DATA RECORDS Start Marker

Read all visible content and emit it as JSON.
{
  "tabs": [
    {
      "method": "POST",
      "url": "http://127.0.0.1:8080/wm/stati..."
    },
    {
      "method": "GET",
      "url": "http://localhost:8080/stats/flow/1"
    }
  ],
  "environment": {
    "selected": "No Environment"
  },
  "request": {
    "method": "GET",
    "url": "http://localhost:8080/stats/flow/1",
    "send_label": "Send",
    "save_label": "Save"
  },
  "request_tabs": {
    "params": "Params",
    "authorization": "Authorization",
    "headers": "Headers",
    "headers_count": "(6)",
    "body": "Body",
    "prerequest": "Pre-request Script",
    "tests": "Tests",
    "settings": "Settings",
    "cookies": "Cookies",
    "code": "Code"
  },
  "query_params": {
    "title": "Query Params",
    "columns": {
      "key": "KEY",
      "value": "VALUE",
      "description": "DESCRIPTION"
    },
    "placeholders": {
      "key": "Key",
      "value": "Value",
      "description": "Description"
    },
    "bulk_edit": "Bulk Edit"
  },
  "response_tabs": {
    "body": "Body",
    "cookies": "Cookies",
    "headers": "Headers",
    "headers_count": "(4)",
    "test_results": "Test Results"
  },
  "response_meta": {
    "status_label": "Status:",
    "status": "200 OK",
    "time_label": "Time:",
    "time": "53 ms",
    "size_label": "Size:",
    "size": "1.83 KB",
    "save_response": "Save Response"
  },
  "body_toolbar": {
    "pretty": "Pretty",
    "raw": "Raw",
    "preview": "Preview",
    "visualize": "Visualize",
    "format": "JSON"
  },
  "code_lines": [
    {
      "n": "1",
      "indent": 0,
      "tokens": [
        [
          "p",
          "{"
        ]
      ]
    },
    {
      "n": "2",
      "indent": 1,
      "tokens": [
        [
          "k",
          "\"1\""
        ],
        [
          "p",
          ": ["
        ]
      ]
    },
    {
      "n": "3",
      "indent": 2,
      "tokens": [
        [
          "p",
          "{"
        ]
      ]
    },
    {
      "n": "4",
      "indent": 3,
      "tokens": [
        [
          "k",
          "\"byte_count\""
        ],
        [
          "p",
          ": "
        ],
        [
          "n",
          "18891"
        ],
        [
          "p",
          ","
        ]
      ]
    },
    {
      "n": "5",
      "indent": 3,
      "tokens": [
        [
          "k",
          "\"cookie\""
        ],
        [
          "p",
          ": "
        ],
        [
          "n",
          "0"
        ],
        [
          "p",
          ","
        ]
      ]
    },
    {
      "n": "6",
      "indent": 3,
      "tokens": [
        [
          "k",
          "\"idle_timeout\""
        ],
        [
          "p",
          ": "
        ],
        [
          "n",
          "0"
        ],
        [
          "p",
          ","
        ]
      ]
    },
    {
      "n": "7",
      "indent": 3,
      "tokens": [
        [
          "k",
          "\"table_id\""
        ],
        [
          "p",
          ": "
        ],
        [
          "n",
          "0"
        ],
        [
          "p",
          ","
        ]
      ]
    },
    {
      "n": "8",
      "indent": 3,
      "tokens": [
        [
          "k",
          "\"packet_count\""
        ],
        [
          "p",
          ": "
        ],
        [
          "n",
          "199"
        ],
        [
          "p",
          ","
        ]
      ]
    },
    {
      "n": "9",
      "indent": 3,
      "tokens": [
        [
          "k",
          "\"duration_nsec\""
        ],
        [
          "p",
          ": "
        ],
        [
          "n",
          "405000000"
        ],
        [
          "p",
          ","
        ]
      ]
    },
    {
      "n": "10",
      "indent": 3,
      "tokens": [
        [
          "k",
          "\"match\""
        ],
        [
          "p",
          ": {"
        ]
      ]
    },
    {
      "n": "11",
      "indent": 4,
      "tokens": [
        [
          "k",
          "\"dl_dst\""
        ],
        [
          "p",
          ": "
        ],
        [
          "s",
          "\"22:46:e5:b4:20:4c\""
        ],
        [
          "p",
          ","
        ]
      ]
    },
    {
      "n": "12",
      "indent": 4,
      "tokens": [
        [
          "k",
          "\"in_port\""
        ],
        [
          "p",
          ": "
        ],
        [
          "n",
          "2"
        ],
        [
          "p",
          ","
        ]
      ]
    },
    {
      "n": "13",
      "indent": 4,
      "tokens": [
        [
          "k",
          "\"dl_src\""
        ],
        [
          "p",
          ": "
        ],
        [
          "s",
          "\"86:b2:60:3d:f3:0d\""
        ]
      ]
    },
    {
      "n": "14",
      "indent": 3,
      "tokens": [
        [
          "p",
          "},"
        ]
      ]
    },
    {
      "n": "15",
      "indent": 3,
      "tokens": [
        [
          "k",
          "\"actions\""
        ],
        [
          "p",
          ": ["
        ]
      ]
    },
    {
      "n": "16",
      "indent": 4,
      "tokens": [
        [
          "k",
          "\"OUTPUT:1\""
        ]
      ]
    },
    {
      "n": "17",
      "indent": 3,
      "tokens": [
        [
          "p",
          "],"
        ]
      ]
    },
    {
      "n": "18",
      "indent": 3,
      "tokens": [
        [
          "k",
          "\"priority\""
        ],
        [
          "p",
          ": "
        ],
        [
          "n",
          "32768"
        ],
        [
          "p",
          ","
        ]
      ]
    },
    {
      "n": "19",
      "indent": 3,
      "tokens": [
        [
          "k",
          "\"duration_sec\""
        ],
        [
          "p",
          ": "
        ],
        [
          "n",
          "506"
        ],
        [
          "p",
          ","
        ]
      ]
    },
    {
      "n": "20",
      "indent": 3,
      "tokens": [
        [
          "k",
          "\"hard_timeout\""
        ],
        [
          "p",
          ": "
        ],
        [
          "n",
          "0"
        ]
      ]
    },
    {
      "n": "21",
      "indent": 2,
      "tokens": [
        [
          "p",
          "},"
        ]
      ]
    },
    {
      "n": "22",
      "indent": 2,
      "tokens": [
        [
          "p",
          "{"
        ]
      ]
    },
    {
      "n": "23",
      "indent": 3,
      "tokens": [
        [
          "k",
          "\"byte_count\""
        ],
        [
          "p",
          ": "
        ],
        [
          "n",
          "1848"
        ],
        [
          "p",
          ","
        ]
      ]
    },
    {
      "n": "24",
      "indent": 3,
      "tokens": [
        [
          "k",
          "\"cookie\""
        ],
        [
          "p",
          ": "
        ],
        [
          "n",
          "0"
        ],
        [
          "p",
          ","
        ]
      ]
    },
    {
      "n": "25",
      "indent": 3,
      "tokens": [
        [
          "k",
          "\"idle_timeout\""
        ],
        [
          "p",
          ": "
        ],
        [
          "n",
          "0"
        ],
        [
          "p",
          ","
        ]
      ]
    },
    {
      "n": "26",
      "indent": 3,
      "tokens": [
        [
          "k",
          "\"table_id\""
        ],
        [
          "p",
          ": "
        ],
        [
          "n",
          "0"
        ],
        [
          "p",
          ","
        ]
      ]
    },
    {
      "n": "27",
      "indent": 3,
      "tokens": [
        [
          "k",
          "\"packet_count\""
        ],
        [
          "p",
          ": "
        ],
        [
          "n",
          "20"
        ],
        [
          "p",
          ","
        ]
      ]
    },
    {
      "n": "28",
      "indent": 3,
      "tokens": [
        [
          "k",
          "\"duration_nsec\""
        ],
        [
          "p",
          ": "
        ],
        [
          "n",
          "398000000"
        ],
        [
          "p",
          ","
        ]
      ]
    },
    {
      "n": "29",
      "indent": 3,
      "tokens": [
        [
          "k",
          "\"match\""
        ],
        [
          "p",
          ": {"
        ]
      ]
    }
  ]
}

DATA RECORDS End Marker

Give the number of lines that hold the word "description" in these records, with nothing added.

2